Advantages of SharePoint 2010 Service Application over SSP
In this article I am describing the advantages of Service applications in SharePoint 2010 over Shared Service provider in SharePoint 2007
In SharePoint 2010, Shared Service Providers (SSP's) are replaced by Service Applications. Services are no longer combined into a SSP. They run independently as a service application. The service application architecture is now also built into Microsoft SharePoint Foundation 2010, in contrast to the Shared Services Provider (SSP) architecture that was only part of Office SharePoint Server 2007.
A key benefit here is that all services are installed by default and there is no SSP setup.
The services architecture is extensible, allowing third-party companies to build and add services to the platform.
Services are managed directly in Central Administration (rather than a separate administration site).
Services can be monitored and managed remotely.
Services can be managed and scripted by Windows PowerShell.
Shared services communications take place over HTTP(S). Shared services do not directly access databases across farms.

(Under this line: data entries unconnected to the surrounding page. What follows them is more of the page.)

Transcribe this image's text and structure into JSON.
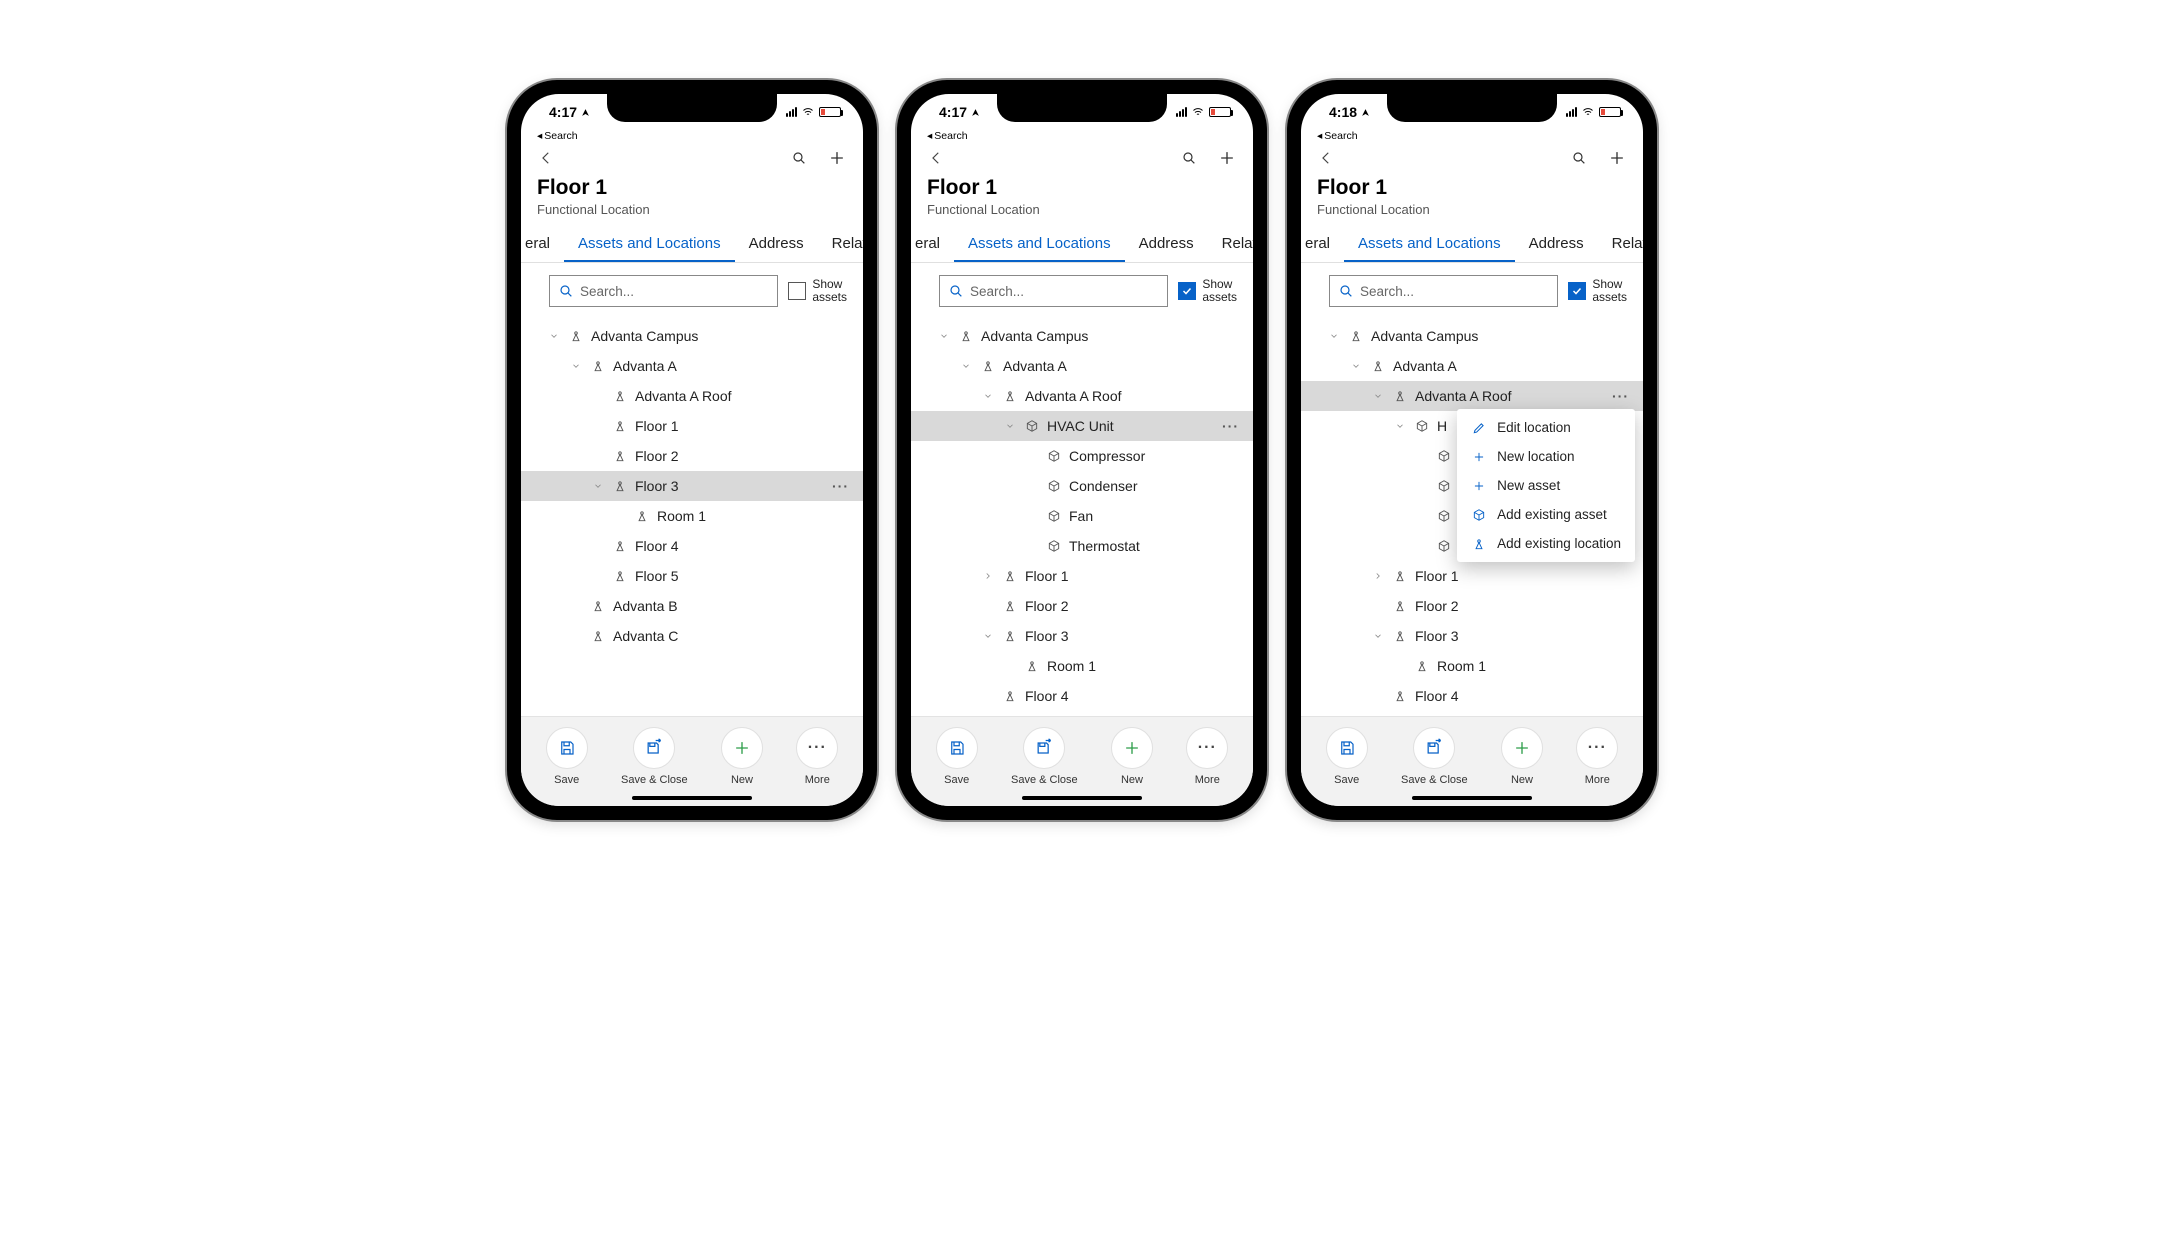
{
  "colors": {
    "accent": "#0762c8"
  },
  "statusbar": {
    "back_text": "Search"
  },
  "header": {
    "title": "Floor 1",
    "subtitle": "Functional Location"
  },
  "tabs": {
    "partial_left": "eral",
    "active": "Assets and Locations",
    "t3": "Address",
    "partial_right": "Relate"
  },
  "search": {
    "placeholder": "Search...",
    "checkbox_label_l1": "Show",
    "checkbox_label_l2": "assets"
  },
  "bottom": {
    "save": "Save",
    "save_close": "Save & Close",
    "new": "New",
    "more": "More"
  },
  "phones": [
    {
      "time": "4:17",
      "show_assets_checked": false,
      "tree": [
        {
          "indent": 1,
          "chev": "down",
          "icon": "loc",
          "label": "Advanta Campus"
        },
        {
          "indent": 2,
          "chev": "down",
          "icon": "loc",
          "label": "Advanta A"
        },
        {
          "indent": 3,
          "chev": "",
          "icon": "loc",
          "label": "Advanta A Roof"
        },
        {
          "indent": 3,
          "chev": "",
          "icon": "loc",
          "label": "Floor 1"
        },
        {
          "indent": 3,
          "chev": "",
          "icon": "loc",
          "label": "Floor 2"
        },
        {
          "indent": 3,
          "chev": "down",
          "icon": "loc",
          "label": "Floor 3",
          "selected": true,
          "dots": true
        },
        {
          "indent": 4,
          "chev": "",
          "icon": "loc",
          "label": "Room 1"
        },
        {
          "indent": 3,
          "chev": "",
          "icon": "loc",
          "label": "Floor 4"
        },
        {
          "indent": 3,
          "chev": "",
          "icon": "loc",
          "label": "Floor 5"
        },
        {
          "indent": 2,
          "chev": "",
          "icon": "loc",
          "label": "Advanta B"
        },
        {
          "indent": 2,
          "chev": "",
          "icon": "loc",
          "label": "Advanta C"
        }
      ],
      "context_menu": null
    },
    {
      "time": "4:17",
      "show_assets_checked": true,
      "tree": [
        {
          "indent": 1,
          "chev": "down",
          "icon": "loc",
          "label": "Advanta Campus"
        },
        {
          "indent": 2,
          "chev": "down",
          "icon": "loc",
          "label": "Advanta A"
        },
        {
          "indent": 3,
          "chev": "down",
          "icon": "loc",
          "label": "Advanta A Roof"
        },
        {
          "indent": 4,
          "chev": "down",
          "icon": "asset",
          "label": "HVAC Unit",
          "selected": true,
          "dots": true
        },
        {
          "indent": 5,
          "chev": "",
          "icon": "asset",
          "label": "Compressor"
        },
        {
          "indent": 5,
          "chev": "",
          "icon": "asset",
          "label": "Condenser"
        },
        {
          "indent": 5,
          "chev": "",
          "icon": "asset",
          "label": "Fan"
        },
        {
          "indent": 5,
          "chev": "",
          "icon": "asset",
          "label": "Thermostat"
        },
        {
          "indent": 3,
          "chev": "right",
          "icon": "loc",
          "label": "Floor 1"
        },
        {
          "indent": 3,
          "chev": "",
          "icon": "loc",
          "label": "Floor 2"
        },
        {
          "indent": 3,
          "chev": "down",
          "icon": "loc",
          "label": "Floor 3"
        },
        {
          "indent": 4,
          "chev": "",
          "icon": "loc",
          "label": "Room 1"
        },
        {
          "indent": 3,
          "chev": "",
          "icon": "loc",
          "label": "Floor 4"
        }
      ],
      "context_menu": null
    },
    {
      "time": "4:18",
      "show_assets_checked": true,
      "tree": [
        {
          "indent": 1,
          "chev": "down",
          "icon": "loc",
          "label": "Advanta Campus"
        },
        {
          "indent": 2,
          "chev": "down",
          "icon": "loc",
          "label": "Advanta A"
        },
        {
          "indent": 3,
          "chev": "down",
          "icon": "loc",
          "label": "Advanta A Roof",
          "selected": true,
          "dots": true
        },
        {
          "indent": 4,
          "chev": "down",
          "icon": "asset",
          "label": "H"
        },
        {
          "indent": 5,
          "chev": "",
          "icon": "asset",
          "label": ""
        },
        {
          "indent": 5,
          "chev": "",
          "icon": "asset",
          "label": ""
        },
        {
          "indent": 5,
          "chev": "",
          "icon": "asset",
          "label": ""
        },
        {
          "indent": 5,
          "chev": "",
          "icon": "asset",
          "label": ""
        },
        {
          "indent": 3,
          "chev": "right",
          "icon": "loc",
          "label": "Floor 1"
        },
        {
          "indent": 3,
          "chev": "",
          "icon": "loc",
          "label": "Floor 2"
        },
        {
          "indent": 3,
          "chev": "down",
          "icon": "loc",
          "label": "Floor 3"
        },
        {
          "indent": 4,
          "chev": "",
          "icon": "loc",
          "label": "Room 1"
        },
        {
          "indent": 3,
          "chev": "",
          "icon": "loc",
          "label": "Floor 4"
        }
      ],
      "context_menu": {
        "items": [
          {
            "icon": "pencil",
            "label": "Edit location"
          },
          {
            "icon": "plus",
            "label": "New location"
          },
          {
            "icon": "plus",
            "label": "New asset"
          },
          {
            "icon": "asset",
            "label": "Add existing asset"
          },
          {
            "icon": "loc",
            "label": "Add existing location"
          }
        ]
      }
    }
  ]
}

Most new services are built on the Windows Communications Framework. They have optimization built into their protocol, using binary streams instead of XML for data transfer. Test results show improvements in network throughput with this change.

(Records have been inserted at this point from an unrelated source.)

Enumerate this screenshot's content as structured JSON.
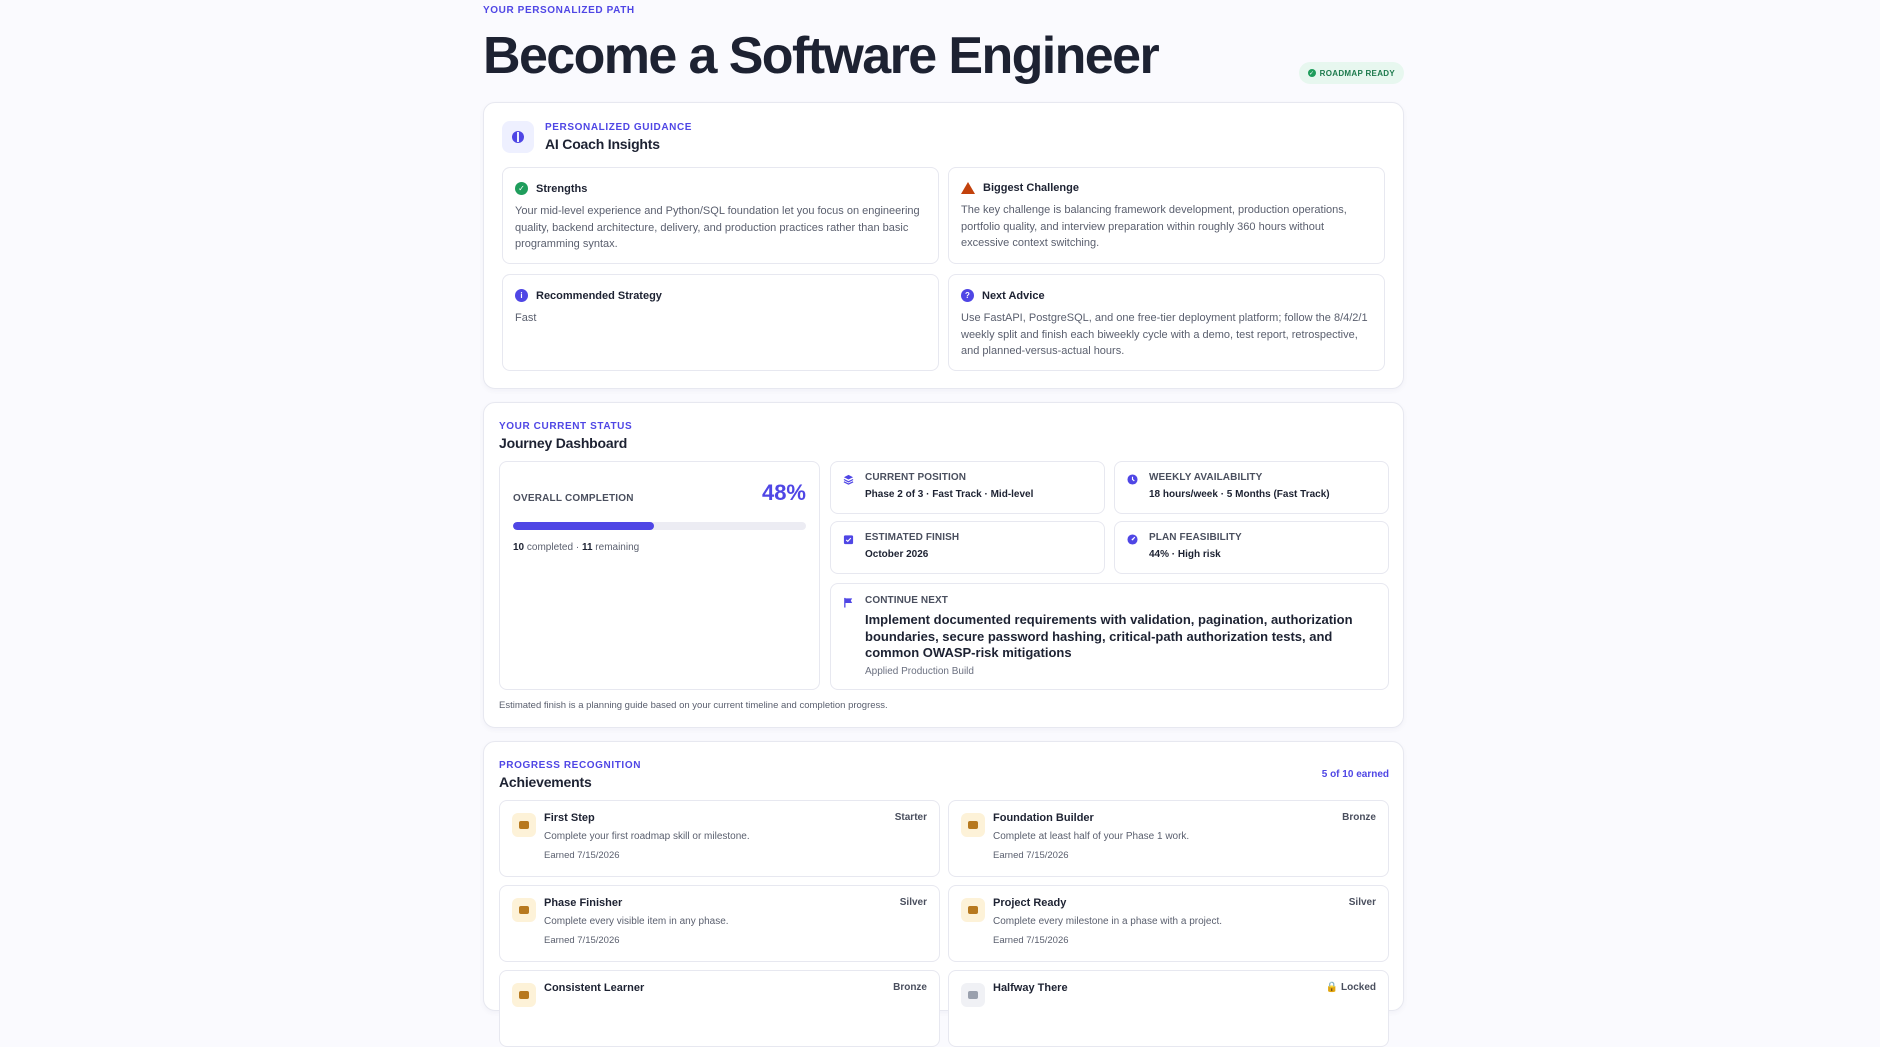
{
  "hero": {
    "eyebrow": "YOUR PERSONALIZED PATH",
    "title": "Become a Software Engineer",
    "badge": "ROADMAP READY"
  },
  "coach": {
    "eyebrow": "PERSONALIZED GUIDANCE",
    "title": "AI Coach Insights",
    "insights": [
      {
        "title": "Strengths",
        "text": "Your mid-level experience and Python/SQL foundation let you focus on engineering quality, backend architecture, delivery, and production practices rather than basic programming syntax.",
        "icon": "check-circle-icon"
      },
      {
        "title": "Biggest Challenge",
        "text": "The key challenge is balancing framework development, production operations, portfolio quality, and interview preparation within roughly 360 hours without excessive context switching.",
        "icon": "warning-icon"
      },
      {
        "title": "Recommended Strategy",
        "text": "Fast",
        "icon": "info-icon"
      },
      {
        "title": "Next Advice",
        "text": "Use FastAPI, PostgreSQL, and one free-tier deployment platform; follow the 8/4/2/1 weekly split and finish each biweekly cycle with a demo, test report, retrospective, and planned-versus-actual hours.",
        "icon": "question-icon"
      }
    ]
  },
  "journey": {
    "eyebrow": "YOUR CURRENT STATUS",
    "title": "Journey Dashboard",
    "overall_label": "OVERALL COMPLETION",
    "overall_pct": "48%",
    "progress": 0.48,
    "completed": "10",
    "completed_label": "completed",
    "remaining": "11",
    "remaining_label": "remaining",
    "stats": [
      {
        "label": "CURRENT POSITION",
        "value": "Phase 2 of 3 · Fast Track · Mid-level"
      },
      {
        "label": "WEEKLY AVAILABILITY",
        "value": "18 hours/week · 5 Months (Fast Track)"
      },
      {
        "label": "ESTIMATED FINISH",
        "value": "October 2026"
      },
      {
        "label": "PLAN FEASIBILITY",
        "value": "44% · High risk"
      }
    ],
    "next": {
      "label": "CONTINUE NEXT",
      "title": "Implement documented requirements with validation, pagination, authorization boundaries, secure password hashing, critical-path authorization tests, and common OWASP-risk mitigations",
      "sub": "Applied Production Build"
    },
    "footnote": "Estimated finish is a planning guide based on your current timeline and completion progress."
  },
  "achievements": {
    "eyebrow": "PROGRESS RECOGNITION",
    "title": "Achievements",
    "count": "5 of 10 earned",
    "items": [
      {
        "name": "First Step",
        "tier": "Starter",
        "desc": "Complete your first roadmap skill or milestone.",
        "earned": "Earned 7/15/2026"
      },
      {
        "name": "Foundation Builder",
        "tier": "Bronze",
        "desc": "Complete at least half of your Phase 1 work.",
        "earned": "Earned 7/15/2026"
      },
      {
        "name": "Phase Finisher",
        "tier": "Silver",
        "desc": "Complete every visible item in any phase.",
        "earned": "Earned 7/15/2026"
      },
      {
        "name": "Project Ready",
        "tier": "Silver",
        "desc": "Complete every milestone in a phase with a project.",
        "earned": "Earned 7/15/2026"
      },
      {
        "name": "Consistent Learner",
        "tier": "Bronze",
        "desc": "",
        "earned": ""
      },
      {
        "name": "Halfway There",
        "tier": "Locked",
        "desc": "",
        "earned": ""
      }
    ]
  },
  "colors": {
    "accent": "#4f46e5",
    "success": "#1f9d5c",
    "warning": "#c2410c",
    "badge_bg": "#fdf2d8"
  }
}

Advantages of Service Applications over SSP
The key limitation of the SSP architecture was that it was configured by using a set of services, and all web applications associated with the SSP bore the overhead of all the services even if they weren't being used. To change the service configuration for a particular Web application, a new SSP would have to be created.
The service application architecture on the other hand, allows a set of services to be associated with a given Web application and a different set of services to be associated with another Web application. Also, the same service application can be configured differently in different Web applications; therefore, Web sites can be configured to use only the services that are needed, rather than the entire bank of services.

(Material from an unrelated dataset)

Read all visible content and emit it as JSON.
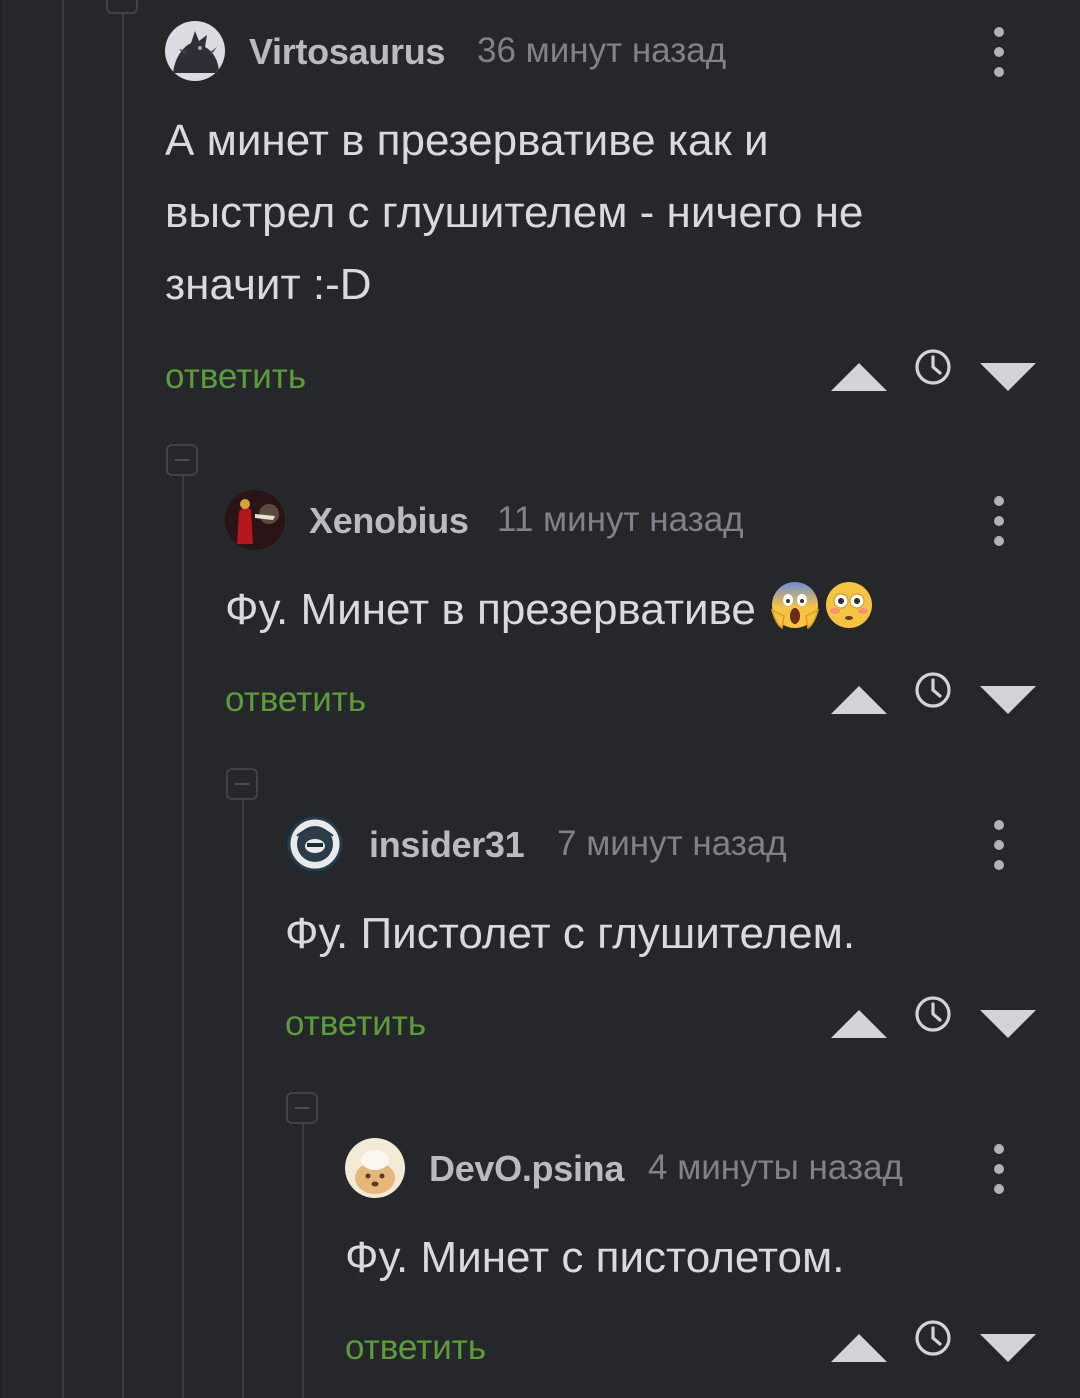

One major advantage to this new architecture is the flexibility in scaling service applications up and out. Another advantage is that service application to other farms. To do this you simply install the service application's proxy in the other farm and point it to a specific URI provided by Central Administration when you publish the service application. This enables enterprises to have dedicated service farms that can be specially configured based on the services that are provided. They could then share these service offerings with other SharePoint farms in the enterprise or with customer farms.